YOUR INSTRUCTIONS →
Could you copy out all of the entries exactly?

RECORDS TO USE →
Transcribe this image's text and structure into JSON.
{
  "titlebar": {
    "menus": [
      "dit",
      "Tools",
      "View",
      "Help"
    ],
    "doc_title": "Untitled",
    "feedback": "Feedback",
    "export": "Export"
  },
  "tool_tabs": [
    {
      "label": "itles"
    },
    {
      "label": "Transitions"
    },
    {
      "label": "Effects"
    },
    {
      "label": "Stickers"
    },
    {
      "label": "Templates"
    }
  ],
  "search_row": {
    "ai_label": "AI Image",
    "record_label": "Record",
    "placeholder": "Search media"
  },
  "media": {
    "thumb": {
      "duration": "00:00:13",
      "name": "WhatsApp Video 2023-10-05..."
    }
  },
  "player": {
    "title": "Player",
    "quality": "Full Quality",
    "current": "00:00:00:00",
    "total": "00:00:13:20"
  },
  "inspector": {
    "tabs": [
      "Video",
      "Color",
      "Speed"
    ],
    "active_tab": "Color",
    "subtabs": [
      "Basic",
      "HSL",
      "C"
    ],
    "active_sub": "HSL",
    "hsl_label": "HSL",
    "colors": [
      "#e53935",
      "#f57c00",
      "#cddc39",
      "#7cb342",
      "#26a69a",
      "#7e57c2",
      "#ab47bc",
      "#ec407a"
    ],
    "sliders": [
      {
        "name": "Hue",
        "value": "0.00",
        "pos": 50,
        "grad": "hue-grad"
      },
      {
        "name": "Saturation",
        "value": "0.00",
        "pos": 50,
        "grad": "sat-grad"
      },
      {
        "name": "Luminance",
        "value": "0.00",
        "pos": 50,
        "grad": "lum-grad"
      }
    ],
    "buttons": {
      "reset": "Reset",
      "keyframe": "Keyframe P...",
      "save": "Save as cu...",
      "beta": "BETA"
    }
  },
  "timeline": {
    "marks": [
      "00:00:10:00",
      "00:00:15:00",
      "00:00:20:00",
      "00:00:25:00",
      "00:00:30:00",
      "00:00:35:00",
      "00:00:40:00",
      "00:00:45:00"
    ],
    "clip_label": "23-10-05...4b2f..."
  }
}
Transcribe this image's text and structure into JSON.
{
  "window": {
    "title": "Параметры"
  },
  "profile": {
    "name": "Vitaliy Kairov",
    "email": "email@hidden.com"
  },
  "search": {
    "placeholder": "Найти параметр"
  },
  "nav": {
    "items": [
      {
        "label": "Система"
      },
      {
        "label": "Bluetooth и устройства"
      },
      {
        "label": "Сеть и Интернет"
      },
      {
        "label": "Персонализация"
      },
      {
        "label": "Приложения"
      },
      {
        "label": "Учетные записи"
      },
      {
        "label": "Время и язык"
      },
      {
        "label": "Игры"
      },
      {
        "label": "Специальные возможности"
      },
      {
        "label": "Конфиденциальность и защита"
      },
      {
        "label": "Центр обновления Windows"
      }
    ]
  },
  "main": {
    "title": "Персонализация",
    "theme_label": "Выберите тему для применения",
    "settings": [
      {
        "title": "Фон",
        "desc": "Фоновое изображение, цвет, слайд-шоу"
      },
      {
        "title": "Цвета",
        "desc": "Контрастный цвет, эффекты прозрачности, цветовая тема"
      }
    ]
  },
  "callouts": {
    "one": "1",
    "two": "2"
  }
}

YOUR SOLUTION →
Transcribe this image's text and structure into JSON.
{
  "titlebar": {
    "menus": [
      "dit",
      "Tools",
      "View",
      "Help"
    ],
    "doc_title": "Untitled",
    "feedback": "Feedback",
    "export": "Export"
  },
  "tool_tabs": [
    {
      "label": "itles"
    },
    {
      "label": "Transitions"
    },
    {
      "label": "Effects"
    },
    {
      "label": "Stickers"
    },
    {
      "label": "Templates"
    }
  ],
  "search_row": {
    "ai_label": "AI Image",
    "record_label": "Record",
    "placeholder": "Search media"
  },
  "media": {
    "thumb": {
      "duration": "00:00:13",
      "name": "WhatsApp Video 2023-10-05..."
    }
  },
  "player": {
    "title": "Player",
    "quality": "Full Quality",
    "current": "00:00:00:00",
    "total": "00:00:13:20"
  },
  "inspector": {
    "tabs": [
      "Video",
      "Color",
      "Speed"
    ],
    "active_tab": "Color",
    "subtabs": [
      "Basic",
      "HSL",
      "C"
    ],
    "active_sub": "HSL",
    "hsl_label": "HSL",
    "colors": [
      "#e53935",
      "#f57c00",
      "#cddc39",
      "#7cb342",
      "#26a69a",
      "#7e57c2",
      "#ab47bc",
      "#ec407a"
    ],
    "sliders": [
      {
        "name": "Hue",
        "value": "0.00",
        "pos": 50,
        "grad": "hue-grad"
      },
      {
        "name": "Saturation",
        "value": "0.00",
        "pos": 50,
        "grad": "sat-grad"
      },
      {
        "name": "Luminance",
        "value": "0.00",
        "pos": 50,
        "grad": "lum-grad"
      }
    ],
    "buttons": {
      "reset": "Reset",
      "keyframe": "Keyframe P...",
      "save": "Save as cu...",
      "beta": "BETA"
    }
  },
  "timeline": {
    "marks": [
      "00:00:10:00",
      "00:00:15:00",
      "00:00:20:00",
      "00:00:25:00",
      "00:00:30:00",
      "00:00:35:00",
      "00:00:40:00",
      "00:00:45:00"
    ],
    "clip_label": "23-10-05...4b2f..."
  }
}
Transcribe this image's text and structure into JSON.
{
  "window": {
    "title": "Параметры"
  },
  "profile": {
    "name": "Vitaliy Kairov",
    "email": "email@hidden.com"
  },
  "search": {
    "placeholder": "Найти параметр"
  },
  "nav": {
    "items": [
      {
        "label": "Система"
      },
      {
        "label": "Bluetooth и устройства"
      },
      {
        "label": "Сеть и Интернет"
      },
      {
        "label": "Персонализация"
      },
      {
        "label": "Приложения"
      },
      {
        "label": "Учетные записи"
      },
      {
        "label": "Время и язык"
      },
      {
        "label": "Игры"
      },
      {
        "label": "Специальные возможности"
      },
      {
        "label": "Конфиденциальность и защита"
      },
      {
        "label": "Центр обновления Windows"
      }
    ]
  },
  "main": {
    "title": "Персонализация",
    "theme_label": "Выберите тему для применения",
    "settings": [
      {
        "title": "Фон",
        "desc": "Фоновое изображение, цвет, слайд-шоу"
      },
      {
        "title": "Цвета",
        "desc": "Контрастный цвет, эффекты прозрачности, цветовая тема"
      }
    ]
  },
  "callouts": {
    "one": "1",
    "two": "2"
  }
}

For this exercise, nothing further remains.